Wednesday, April 05, 2006

Linkage

Greg has a preliminary review of Brian McLaren's new book, The Secret Message of Jesus. He and I agree that McLaren should have chosen a different title, because it really isn't that much of a secret.

McLaren's argument is that Jesus really means what he says. Really. Again, [John Howard] Yoder makes this argument at length in [Politics of Jesus] and Royal Priesthood, but McLaren presents the argument as if it is "the secret message of Jesus." The reality, of course, is that the Anabaptists have always believed that (it's never been a big secret to them), thus McLaren's dependence upon Yoder...The Radical Reformers, eventually Anabaptists because of their insistence on believer baptism, understood the words of Jesus, especially the Sermon on the Mount, as the controlling grammar and vocabulary of the kingdom. The kingdom wasn't tied to a secular state; it was a state unto itself. The Anabaptists understood Jesus to be talking about a present reality, not a future state of bliss in heaven, nor a future millenial reign on earth, nor a standard that drove us to grace. Rather, they saw the grammar of the Sermon on the Mount as the grammar of the kingdom. This is who Jesus is, so this is who we are to be. This is what Jesus says, so this is what we are to do. Simple, right?
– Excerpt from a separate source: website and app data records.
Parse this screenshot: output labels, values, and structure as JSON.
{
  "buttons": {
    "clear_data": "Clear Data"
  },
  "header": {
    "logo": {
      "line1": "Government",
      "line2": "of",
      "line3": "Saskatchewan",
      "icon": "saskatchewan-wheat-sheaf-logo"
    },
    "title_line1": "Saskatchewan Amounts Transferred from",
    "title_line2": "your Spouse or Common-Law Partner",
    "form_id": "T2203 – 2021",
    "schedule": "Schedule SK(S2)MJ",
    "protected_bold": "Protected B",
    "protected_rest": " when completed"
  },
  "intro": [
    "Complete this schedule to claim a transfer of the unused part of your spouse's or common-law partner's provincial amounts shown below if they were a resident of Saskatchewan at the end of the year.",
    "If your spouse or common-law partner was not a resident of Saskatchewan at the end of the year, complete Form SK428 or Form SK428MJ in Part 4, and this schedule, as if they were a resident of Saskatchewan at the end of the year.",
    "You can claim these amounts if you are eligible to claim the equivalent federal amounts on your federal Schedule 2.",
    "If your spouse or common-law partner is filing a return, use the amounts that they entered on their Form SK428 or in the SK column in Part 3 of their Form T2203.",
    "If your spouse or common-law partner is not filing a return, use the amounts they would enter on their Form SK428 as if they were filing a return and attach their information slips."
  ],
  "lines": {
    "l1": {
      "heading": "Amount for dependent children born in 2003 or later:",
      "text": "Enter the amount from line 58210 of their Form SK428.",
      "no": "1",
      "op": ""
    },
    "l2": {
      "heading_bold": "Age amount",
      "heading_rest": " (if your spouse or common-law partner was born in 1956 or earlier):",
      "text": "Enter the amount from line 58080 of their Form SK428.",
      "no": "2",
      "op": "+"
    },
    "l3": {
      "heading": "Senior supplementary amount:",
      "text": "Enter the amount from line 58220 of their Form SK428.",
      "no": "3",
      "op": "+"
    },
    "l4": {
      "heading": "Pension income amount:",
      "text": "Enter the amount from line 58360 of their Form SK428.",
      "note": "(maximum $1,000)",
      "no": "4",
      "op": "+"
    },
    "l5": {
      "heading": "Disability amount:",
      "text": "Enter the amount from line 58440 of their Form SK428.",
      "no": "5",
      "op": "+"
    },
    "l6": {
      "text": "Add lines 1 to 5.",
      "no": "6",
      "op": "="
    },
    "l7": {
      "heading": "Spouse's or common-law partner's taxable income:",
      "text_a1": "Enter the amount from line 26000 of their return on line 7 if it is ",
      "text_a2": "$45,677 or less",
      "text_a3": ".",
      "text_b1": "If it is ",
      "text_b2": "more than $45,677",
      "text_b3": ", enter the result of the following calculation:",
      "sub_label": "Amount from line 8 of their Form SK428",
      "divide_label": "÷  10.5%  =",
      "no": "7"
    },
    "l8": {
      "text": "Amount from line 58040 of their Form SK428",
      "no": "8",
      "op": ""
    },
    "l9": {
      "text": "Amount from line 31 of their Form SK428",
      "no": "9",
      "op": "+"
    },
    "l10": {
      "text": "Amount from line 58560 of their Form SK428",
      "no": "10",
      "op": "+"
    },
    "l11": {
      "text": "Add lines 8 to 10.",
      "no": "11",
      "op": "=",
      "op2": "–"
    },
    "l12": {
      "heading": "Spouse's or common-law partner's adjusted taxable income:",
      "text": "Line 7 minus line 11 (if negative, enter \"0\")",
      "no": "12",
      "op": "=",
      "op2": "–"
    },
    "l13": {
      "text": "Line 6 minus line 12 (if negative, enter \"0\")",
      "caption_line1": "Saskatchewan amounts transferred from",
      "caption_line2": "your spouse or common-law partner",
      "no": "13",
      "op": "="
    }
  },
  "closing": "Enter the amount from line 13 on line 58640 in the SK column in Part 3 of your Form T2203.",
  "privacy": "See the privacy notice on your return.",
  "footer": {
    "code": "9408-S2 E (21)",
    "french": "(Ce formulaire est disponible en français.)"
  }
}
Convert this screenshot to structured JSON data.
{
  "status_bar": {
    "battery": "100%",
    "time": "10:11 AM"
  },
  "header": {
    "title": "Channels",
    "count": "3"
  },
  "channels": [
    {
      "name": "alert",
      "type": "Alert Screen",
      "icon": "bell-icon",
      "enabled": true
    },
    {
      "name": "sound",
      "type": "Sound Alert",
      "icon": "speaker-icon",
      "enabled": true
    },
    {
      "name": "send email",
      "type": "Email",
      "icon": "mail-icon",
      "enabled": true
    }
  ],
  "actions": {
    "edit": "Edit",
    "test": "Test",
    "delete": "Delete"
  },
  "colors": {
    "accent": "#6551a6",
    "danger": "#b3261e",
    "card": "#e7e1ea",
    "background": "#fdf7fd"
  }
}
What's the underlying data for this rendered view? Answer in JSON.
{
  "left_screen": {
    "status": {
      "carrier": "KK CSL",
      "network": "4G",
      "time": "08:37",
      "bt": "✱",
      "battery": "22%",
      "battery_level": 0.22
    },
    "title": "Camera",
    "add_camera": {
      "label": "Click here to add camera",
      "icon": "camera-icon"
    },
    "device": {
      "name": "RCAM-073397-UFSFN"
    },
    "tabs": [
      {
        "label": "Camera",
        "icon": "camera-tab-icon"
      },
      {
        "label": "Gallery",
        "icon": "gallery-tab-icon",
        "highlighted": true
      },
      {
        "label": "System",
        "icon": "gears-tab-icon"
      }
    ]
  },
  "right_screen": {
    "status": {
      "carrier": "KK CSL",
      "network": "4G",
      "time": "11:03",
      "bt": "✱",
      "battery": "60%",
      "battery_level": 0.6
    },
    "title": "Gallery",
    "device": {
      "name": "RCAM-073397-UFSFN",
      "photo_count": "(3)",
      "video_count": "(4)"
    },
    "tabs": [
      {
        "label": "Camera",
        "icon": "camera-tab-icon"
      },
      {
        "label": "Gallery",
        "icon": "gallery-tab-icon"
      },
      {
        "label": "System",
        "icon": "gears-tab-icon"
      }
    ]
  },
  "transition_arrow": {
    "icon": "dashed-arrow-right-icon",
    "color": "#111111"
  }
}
Steve McCoy offers a lengthy quote to talk about spiritual formation. A taste:

Jesus facilitated spiritual formation in his disciples by introducing them to life situation and then helping them debrief their experiences. He taught them to pray. He did not lead them in a study course on prayer. He took them on mission trips (Samaria, for example); he didn't read books to them on the subject of missions. He sent them on learning junkets and exposed them to situations. He asked their opinion on what they were hearing and observing ("Who do you say that I am?"). He asked for radical obedience from them. He asked them to take up a cross and follow him. He did not send them to school and wait for them to graduate before giving them a significant assignment. He sent them out before they were ready to go and then helped them to learn from their experiences. He talked about the kingdom of God, but mostly he lived the kingdom of God, practicing a life in front of his followers that modeled very different core values than those given to them by the Pharisees in the synagogues.


The iMonk reflects on culture warriors freaking out about tongue piercing.

Meg posted a much lighter April Fool's prank than mine the other day. Her being set to marry 'Chaz Finney' tipped me off. Still a funny little bit of satire.

2 comments:

Call Me Ishmael said...

“McLaren's argument is that Jesus really means what he says.” Unless, of course, Jesus is talking about hell.

Jeff said...

Hi Ishmael. Welcome...back. I'm pretty sure I've seen you here before.

Anyway, McLaren's larger point has to do with Jesus' message of the kingdom of God, and that it doesn't necessarily pertain to the next life. As Greg points out, this idea doesn't originate with him by any means, hence the message really not being much of a secret.